Uncovering The Costs Of Retirement Living
Moving out of the family home and into a retirement village has many clear benefits – but what are the costs? How does it compare to staying at home and ‘ageing in place’, or moving in with the family?
A recent report (October 2017) from the University of Technology Sydney (UTS)* shows that retirement living is better value than residential living once you add up the financial costs plus the intangible benefits, like social connection, security and peace of mind.
The reality is that retirement living is a lifestyle choice, not an investment decision, so it comes down to a choice about what kind of lifestyle you want to lead. Downsizing can be lonely, residential living can be a neighbourhood lottery, apartment living may not cater to your needs as you age, and while a granny flat may offer up opportunities to see your grandchildren daily, it’s not always smooth sailing living with family and in-laws! They can, of course, be great options if you love where you live and have a strong support network around you – and when you look at capital costs alone, they may seem like financially better options.

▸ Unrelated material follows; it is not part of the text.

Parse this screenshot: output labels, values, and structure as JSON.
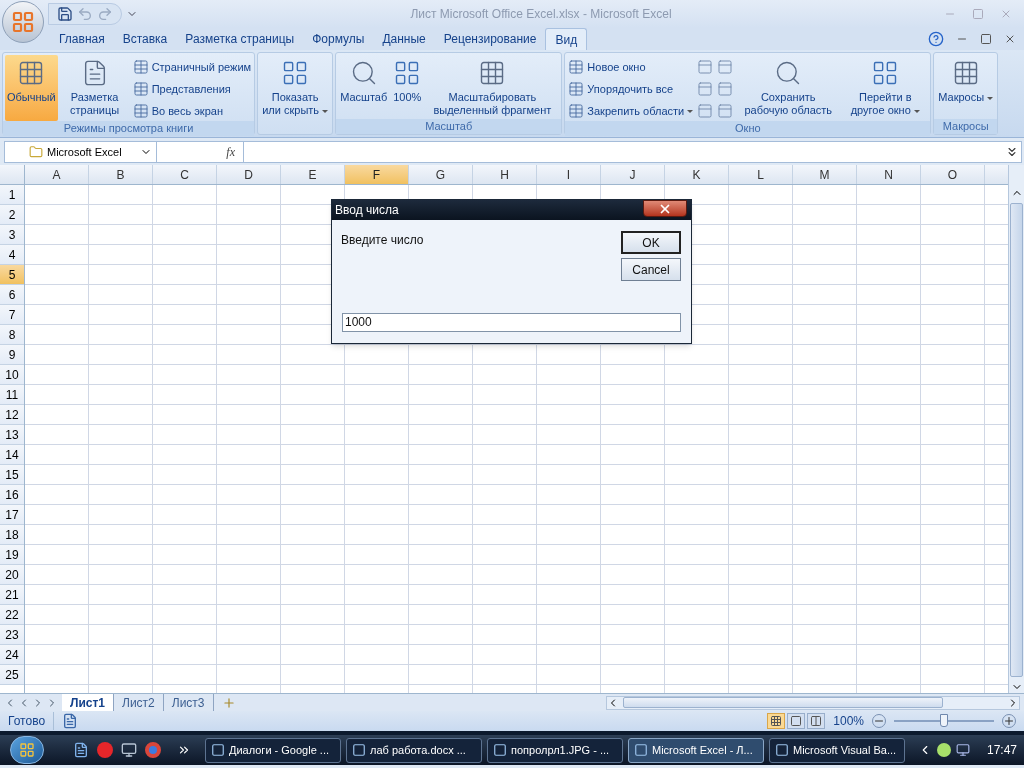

However, when you add lifestyle costs together with those intangible benefits, retirement villages are usually a better option than general residential living*. A recent survey of retirement village households conducted by St Ives Retirement Villages^ found 95% of residents were as happy, if not happier, than they were before they moved in, with 97% saying they felt as safe, or safer.
So – what are the actual costs of retirement living? Most retirement villages operate on what is called a Deferred Management Fee (DMF) model. This is a way for you to enjoy the village now, and pay the majority of the costs after you move out, rather than up-front. This is a model unique to the retirement living industry, which allows units to be more affordable than comparable real estate in the area.
Before you move in, you’ll purchase your new home in the village at a price that is largely reduced compared to other real estate in the same postcode. In Perth, the average rate for a two bedroom retirement living unit is 84% of the cost of a median house price in the same postcode. (2017 PwC/Property Council Retirement Census).
While you are living there, you’ll pay a monthly ‘common service’ fee, which helps cover the running costs of the village and keep everything maintained to a very high standard. Then after you leave, your unit is refurbished and resold. At this point, you will pay the DMF, which is a percentage of the sales price to the village operator, with the rest being refunded to you or your family.
In a nutshell, when you add in lifestyle costs to the cost of your home, such as entry to local amenities, club memberships and social activities – all of which are already included in village life – the two options end up being financially comparable.
Plus, retirement villages provide a range of knock-on mental and physical health, social and wellbeing benefits from being connected to a community of like-minded people.
St Ives Retirement Villages offer a huge range of home and lifestyle choices; what is right for you depends entirely on your situation, and any decisions should be made with the advice of a qualified financial planner, with input from your family and a lawyer.
More information, as well as examples of the costs can be found here. And a great short video explaining these costs can be viewed here.